Troika Dialog Moscow Forum: Cyberspace and leadership
In the first of a series of blogs from the Troika Dialog Investment Forum in Moscow, the impact of social networks on Russia’s political outlook is discussed.
Easier and cheaper communication via social networks has facilitated the rapid spread of protest movements, but the underlying cause of unrest is a failure of expectations and a loss of hope, especially among young people, the conference heard.
Fixing that problem will take many years and will for a long time sustain the uncertainty that has affected global markets. Harsh clampdowns will not solve or even contain the problem: the genie is now out of the bottle. That “genie” is the fact that young people everywhere have grown up in a world that created unrealistic expectations of lifestyle and wealth.
There are now significant levels of young unemployed who do not have the skill sets required to work in a global economy. Governments have to refocus on education and skill creation to help boost long-term economic growth. Panelists at the Forum agreed this may take decades to achieve and in the meantime, social pressures will remain and hamper economic growth.
Panelists also highlighted the lack of global political leadership. All countries appear to be floundering in terms of policy response. One of the major problems political leaders need to address is the widespread perception among populations of inequality and lack of fairness in the world. All agreed this is a major issue that will not be addressed without job creation.
Discussion also covered the role of state capitalism, and concluded this defunct strategy has been totally discredited. Countries such as Russia need major structural reforms to attract more foreign investment. The usual pattern in resource-rich countries where the few “steal” from the many, or the country borrows from its future, is no longer acceptable. Russia at least needs to attract foreign investment and improve its business environment.
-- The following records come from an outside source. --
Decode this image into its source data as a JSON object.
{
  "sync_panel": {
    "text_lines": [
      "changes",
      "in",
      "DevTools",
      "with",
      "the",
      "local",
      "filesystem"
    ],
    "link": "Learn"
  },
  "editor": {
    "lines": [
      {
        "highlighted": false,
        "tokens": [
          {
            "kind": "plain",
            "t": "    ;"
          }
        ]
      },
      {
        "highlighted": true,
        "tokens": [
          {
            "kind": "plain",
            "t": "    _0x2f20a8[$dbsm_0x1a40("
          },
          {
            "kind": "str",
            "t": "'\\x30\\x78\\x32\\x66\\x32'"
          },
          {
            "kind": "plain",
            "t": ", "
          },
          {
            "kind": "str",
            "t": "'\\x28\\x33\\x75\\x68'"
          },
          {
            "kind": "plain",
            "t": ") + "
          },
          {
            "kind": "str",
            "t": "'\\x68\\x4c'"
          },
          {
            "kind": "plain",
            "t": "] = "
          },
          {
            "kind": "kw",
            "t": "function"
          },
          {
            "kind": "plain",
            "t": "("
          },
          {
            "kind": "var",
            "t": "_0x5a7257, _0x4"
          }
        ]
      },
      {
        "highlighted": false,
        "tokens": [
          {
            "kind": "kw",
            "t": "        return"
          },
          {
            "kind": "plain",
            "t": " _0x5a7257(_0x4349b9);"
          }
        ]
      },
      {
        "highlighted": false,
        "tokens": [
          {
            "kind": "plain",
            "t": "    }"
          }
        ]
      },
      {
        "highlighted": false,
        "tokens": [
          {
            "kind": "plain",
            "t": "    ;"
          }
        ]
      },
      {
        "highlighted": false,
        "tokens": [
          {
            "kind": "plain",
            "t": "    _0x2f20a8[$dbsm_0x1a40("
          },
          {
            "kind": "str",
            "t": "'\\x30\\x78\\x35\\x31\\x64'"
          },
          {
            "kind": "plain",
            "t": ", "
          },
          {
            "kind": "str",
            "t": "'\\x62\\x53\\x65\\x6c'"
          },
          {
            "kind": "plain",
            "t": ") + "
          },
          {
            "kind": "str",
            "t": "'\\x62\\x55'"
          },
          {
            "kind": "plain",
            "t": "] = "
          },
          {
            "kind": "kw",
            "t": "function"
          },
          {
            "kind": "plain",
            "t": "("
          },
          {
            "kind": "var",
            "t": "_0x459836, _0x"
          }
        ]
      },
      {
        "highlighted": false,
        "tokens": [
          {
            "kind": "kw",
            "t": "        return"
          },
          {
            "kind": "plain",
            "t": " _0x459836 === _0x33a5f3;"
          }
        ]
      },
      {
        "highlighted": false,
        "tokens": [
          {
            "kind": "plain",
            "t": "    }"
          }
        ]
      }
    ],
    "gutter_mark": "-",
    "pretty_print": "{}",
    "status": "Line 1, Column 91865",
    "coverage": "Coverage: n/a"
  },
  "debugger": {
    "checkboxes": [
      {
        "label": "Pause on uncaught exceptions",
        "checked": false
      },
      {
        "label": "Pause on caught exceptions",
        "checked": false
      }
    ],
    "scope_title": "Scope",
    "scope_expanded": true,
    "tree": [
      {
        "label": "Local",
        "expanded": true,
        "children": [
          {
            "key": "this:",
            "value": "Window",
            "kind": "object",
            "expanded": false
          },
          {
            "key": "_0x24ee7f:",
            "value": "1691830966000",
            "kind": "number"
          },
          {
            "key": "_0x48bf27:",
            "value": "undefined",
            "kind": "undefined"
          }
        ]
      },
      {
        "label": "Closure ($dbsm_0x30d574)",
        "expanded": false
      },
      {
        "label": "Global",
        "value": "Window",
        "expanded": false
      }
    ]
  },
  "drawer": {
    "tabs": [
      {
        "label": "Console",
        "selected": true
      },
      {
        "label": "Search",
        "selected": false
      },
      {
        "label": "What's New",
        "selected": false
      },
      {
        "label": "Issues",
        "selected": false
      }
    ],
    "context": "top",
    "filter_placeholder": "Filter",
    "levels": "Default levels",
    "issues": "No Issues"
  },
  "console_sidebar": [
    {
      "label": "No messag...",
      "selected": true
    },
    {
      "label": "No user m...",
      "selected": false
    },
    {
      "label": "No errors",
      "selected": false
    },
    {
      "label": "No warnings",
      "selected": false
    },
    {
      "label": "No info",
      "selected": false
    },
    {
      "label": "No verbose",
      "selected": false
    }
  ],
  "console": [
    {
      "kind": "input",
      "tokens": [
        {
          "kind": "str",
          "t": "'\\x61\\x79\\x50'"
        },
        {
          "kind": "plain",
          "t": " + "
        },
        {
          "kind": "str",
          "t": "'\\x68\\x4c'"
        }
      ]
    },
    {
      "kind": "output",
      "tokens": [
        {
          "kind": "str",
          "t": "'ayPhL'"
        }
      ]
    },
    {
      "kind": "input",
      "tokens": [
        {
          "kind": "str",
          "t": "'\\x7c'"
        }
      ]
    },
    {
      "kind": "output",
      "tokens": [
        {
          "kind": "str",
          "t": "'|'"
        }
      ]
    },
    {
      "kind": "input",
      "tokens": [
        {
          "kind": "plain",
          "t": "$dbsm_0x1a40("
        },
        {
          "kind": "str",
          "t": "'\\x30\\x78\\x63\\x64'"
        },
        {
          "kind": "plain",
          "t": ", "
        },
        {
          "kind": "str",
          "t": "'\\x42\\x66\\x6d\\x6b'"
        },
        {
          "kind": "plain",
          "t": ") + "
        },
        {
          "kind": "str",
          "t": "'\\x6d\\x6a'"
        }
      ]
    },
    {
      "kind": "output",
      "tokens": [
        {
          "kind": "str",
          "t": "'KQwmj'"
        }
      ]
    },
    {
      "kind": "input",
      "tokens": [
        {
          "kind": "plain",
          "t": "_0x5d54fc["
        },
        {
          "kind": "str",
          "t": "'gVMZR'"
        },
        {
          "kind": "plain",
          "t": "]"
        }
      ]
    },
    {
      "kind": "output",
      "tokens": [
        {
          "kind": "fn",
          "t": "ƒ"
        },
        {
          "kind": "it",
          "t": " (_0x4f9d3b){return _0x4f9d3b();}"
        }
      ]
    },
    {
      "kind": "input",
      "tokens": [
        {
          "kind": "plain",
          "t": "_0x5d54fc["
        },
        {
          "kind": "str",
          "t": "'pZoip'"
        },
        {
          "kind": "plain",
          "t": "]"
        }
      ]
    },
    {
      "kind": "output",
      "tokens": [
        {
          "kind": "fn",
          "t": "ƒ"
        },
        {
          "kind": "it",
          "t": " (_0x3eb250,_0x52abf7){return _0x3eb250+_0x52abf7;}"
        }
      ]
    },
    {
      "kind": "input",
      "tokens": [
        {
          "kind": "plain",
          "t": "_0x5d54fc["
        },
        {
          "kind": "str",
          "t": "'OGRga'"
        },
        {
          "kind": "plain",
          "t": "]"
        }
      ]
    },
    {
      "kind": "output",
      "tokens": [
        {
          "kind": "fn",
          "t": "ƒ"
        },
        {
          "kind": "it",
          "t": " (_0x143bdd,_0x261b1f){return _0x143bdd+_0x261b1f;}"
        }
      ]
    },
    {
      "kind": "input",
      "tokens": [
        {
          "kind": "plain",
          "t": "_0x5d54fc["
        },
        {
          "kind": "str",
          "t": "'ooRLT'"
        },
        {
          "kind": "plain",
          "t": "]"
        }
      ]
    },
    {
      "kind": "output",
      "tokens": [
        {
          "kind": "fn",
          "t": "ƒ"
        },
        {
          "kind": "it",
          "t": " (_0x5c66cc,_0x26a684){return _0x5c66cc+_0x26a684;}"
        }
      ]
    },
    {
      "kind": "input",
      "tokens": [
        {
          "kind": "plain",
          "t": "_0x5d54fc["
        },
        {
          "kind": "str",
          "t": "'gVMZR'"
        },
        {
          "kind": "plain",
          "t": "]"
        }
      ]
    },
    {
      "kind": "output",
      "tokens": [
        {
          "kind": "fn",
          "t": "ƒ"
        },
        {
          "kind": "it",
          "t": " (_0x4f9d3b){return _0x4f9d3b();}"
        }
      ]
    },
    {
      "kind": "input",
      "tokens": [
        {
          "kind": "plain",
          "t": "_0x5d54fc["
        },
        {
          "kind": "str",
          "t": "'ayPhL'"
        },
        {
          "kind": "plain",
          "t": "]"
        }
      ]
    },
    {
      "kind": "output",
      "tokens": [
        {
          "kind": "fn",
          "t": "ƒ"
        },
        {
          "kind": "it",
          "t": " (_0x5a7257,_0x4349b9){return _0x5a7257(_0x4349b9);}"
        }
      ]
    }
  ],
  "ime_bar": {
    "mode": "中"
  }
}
Delegates were asked to identity where they thought instability might occur over the next two years. The result was Europe 53.7%, Russia 18.6%, China 14.1%, US 9% and India 5%. However, some believed Europe has a bedrock of both democracy and wealth which will sustain its social fabric, and China is more likely to experience instability because autocracies eventually become unsustainable as the middle class grows and becomes more demanding.